All spectacular beer needs an equally spectacular food pairing, which is where the work of Chef Joseph Davis comes in. Featuring burgers, pasta dishes and contemporary American food, Davis’ menu was designed to complement the complex flavors of Watson’s beers. “I knew we were going to get along great when they brought him in and introduced me to him, [and] he immediately started asking me about the flavor profiles of the beers because he wanted to keep that in mind while he was designing his menu,” Watson says. Davis also often uses beer as an ingredient in the food, such as in the Hefeweizen batter he uses to fry certain foods, or even in stout barbecue sauce. “He just has strokes of genius like that,” Watson says.
Looking forward, Watson says that Bonneville Brewery is working on expanding the amount of beer the brewery can produce by implementing larger fermenters that have the capacity to produce 30 barrels of beer instead of 10. At some point in the future, Bonneville Brewery hopes to get a bottling line, but until then, one rotating beer is available on draft at The Bayou, the Beerhive Pub, Avenues Proper Restaurant & Publick House and, yes, All Star Bowling. (Kolbie Stonehocker)
Bonneville Brewery, 1641 N. Main, Tooele, 435-248-0652, Facebook.com/BonnevilleBrewery
Vernal Brewing Company
Though they haven’t yet served their first beer, Vernal Brewing owners Ginger and Eric Bowden have been working to bring Uintah County into the beer age since they opened their home-brew supply store The Bucket in 2010. “We got started by homebrewing, and had so much fun with it that we decided we would open a brewery,” Ginger says.
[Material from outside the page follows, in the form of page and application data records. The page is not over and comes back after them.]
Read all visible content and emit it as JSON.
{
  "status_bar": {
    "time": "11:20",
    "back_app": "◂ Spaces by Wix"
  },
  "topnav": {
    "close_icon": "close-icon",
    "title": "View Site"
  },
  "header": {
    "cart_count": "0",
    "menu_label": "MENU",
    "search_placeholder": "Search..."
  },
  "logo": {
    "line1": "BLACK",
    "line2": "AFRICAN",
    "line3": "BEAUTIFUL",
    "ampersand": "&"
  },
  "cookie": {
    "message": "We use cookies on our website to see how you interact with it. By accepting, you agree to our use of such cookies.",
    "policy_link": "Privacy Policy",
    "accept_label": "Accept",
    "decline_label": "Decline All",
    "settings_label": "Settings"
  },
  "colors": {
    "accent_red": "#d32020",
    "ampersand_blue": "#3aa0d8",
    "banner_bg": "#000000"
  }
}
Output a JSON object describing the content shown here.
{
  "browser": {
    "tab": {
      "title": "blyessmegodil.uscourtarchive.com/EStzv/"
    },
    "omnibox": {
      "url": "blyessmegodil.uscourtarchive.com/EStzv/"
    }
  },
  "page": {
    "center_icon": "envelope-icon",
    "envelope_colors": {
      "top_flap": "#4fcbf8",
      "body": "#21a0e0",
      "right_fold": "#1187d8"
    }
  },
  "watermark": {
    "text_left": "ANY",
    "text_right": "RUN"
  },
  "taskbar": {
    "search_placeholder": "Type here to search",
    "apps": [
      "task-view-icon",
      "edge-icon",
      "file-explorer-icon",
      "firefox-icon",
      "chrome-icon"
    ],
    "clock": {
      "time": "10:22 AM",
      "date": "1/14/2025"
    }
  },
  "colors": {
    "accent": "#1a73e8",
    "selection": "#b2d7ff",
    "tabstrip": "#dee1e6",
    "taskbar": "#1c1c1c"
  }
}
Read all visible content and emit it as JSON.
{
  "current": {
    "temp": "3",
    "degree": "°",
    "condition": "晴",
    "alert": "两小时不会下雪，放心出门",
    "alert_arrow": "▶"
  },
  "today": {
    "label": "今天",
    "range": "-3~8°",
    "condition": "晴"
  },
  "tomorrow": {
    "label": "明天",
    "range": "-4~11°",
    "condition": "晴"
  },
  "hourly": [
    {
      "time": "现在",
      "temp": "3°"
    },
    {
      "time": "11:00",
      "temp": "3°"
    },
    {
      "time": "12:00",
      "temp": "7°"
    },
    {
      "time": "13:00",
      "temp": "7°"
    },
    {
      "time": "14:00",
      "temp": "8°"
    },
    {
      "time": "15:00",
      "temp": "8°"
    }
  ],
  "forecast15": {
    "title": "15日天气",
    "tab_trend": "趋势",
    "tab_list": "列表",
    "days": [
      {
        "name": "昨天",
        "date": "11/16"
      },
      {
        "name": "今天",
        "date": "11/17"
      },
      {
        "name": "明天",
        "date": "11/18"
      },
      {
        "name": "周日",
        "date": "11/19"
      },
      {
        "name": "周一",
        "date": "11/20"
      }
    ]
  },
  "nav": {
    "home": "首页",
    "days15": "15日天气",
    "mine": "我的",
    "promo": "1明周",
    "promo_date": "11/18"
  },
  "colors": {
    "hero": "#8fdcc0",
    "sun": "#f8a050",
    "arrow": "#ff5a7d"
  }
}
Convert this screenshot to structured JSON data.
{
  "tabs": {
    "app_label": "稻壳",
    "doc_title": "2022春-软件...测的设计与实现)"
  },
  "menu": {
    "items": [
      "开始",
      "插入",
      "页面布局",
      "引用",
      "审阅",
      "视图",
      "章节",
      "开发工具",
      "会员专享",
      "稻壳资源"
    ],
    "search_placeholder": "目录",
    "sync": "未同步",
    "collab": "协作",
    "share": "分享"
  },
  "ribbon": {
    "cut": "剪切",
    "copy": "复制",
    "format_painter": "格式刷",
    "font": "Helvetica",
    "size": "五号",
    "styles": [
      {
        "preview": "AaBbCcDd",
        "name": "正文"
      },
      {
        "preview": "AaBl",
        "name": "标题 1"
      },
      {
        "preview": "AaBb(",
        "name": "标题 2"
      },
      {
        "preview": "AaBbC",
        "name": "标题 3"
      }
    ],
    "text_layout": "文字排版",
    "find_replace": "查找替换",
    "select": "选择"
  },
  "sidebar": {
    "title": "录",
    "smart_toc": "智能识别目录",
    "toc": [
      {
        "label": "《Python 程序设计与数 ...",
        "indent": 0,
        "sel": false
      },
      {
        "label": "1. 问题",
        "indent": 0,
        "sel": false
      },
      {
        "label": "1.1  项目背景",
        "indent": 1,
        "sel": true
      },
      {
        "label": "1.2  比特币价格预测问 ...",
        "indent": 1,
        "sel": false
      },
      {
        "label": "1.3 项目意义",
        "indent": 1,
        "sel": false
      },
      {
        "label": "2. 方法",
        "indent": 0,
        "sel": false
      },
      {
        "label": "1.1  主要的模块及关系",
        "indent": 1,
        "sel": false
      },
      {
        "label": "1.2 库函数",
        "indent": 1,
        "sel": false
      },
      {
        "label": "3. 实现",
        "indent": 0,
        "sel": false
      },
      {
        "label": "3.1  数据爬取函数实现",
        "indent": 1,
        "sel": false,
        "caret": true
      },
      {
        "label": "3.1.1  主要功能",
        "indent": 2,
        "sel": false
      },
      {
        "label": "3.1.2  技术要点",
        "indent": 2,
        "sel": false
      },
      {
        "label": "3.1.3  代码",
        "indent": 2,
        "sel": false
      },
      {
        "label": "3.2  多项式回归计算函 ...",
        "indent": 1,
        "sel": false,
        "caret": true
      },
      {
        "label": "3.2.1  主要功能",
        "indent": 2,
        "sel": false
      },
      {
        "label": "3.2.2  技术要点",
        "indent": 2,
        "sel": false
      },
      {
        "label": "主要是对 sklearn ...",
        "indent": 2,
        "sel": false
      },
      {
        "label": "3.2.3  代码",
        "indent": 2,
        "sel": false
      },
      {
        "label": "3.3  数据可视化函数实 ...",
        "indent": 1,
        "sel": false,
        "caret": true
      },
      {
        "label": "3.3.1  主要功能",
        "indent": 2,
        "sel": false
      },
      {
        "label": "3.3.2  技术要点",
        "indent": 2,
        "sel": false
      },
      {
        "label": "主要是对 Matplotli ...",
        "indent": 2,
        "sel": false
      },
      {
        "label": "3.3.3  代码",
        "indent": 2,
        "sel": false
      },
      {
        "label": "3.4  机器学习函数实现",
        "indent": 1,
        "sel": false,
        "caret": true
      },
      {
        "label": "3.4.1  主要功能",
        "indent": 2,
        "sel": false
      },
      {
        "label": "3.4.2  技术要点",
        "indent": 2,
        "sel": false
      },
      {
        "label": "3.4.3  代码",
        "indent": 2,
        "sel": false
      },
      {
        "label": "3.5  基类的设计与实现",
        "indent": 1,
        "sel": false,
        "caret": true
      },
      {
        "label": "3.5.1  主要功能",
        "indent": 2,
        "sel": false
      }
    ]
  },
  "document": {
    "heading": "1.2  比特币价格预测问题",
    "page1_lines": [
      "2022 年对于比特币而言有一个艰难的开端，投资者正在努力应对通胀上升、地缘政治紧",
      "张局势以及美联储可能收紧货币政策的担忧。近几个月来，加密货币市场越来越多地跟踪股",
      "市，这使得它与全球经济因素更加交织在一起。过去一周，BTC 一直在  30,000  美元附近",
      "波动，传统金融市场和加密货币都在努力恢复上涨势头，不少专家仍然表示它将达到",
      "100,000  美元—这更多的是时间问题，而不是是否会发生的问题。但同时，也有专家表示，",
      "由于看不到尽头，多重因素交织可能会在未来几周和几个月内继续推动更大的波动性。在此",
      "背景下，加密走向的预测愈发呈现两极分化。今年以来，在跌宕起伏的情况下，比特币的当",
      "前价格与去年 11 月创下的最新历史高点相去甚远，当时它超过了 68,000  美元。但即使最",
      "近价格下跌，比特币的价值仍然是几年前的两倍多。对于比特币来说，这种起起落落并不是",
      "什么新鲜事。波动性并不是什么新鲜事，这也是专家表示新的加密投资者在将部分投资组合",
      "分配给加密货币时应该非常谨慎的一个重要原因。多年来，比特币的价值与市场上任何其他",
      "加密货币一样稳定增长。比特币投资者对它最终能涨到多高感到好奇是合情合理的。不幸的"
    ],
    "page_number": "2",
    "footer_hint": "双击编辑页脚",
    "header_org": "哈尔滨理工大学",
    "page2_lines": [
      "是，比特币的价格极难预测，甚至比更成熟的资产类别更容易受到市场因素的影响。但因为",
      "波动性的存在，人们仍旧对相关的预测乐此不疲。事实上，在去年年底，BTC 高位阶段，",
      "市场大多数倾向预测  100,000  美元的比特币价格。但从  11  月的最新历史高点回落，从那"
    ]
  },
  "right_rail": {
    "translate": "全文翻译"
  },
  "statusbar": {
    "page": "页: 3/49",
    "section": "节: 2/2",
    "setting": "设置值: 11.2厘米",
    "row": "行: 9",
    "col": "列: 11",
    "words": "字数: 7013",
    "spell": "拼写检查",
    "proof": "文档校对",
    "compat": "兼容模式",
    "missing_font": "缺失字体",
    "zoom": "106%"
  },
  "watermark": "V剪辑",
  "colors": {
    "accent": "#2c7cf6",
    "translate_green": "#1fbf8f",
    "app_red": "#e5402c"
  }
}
Once they had the idea, it didn’t take them long to get going. “It kind of just took on its own life, and we slowly worked through everything,” getting all the permits in place, designing the building and hiring staff, Ginger says.
The operation started at the ground level, with Vernal City having to pass an ordinance to allow the brewery to operate—it’s the first brewery in the county. The city was supportive, as Vernal is a huge tourist destination and “people always ask the chamber of commerce if there’s somewhere they can go have a drink with their meal,” Ginger says.
The restaurant portion of the brewery is open Thursday through Sunday, serving food and pouring Epic, Wasatch and other local brews. Now they’re getting the brewing equipment in place so that they can soon start serving their own beer, says Ginger, whose favorite style of beer is IPA—the Vernal iteration is called Dinobite. They’ve been developing recipes for about four years.
The grand opening of the brewery is “soon,” Ginger says, and they’ll be producing five flagship beers: a kolsch, a smoked porter, an IPA, a lager and a wheat. Once that’s all in place, she says, “we would like to continue to expand.” (Rachel Piper)
55 S. 500 East, Vernal, 435-781-2337, VernalBrewingCompany.com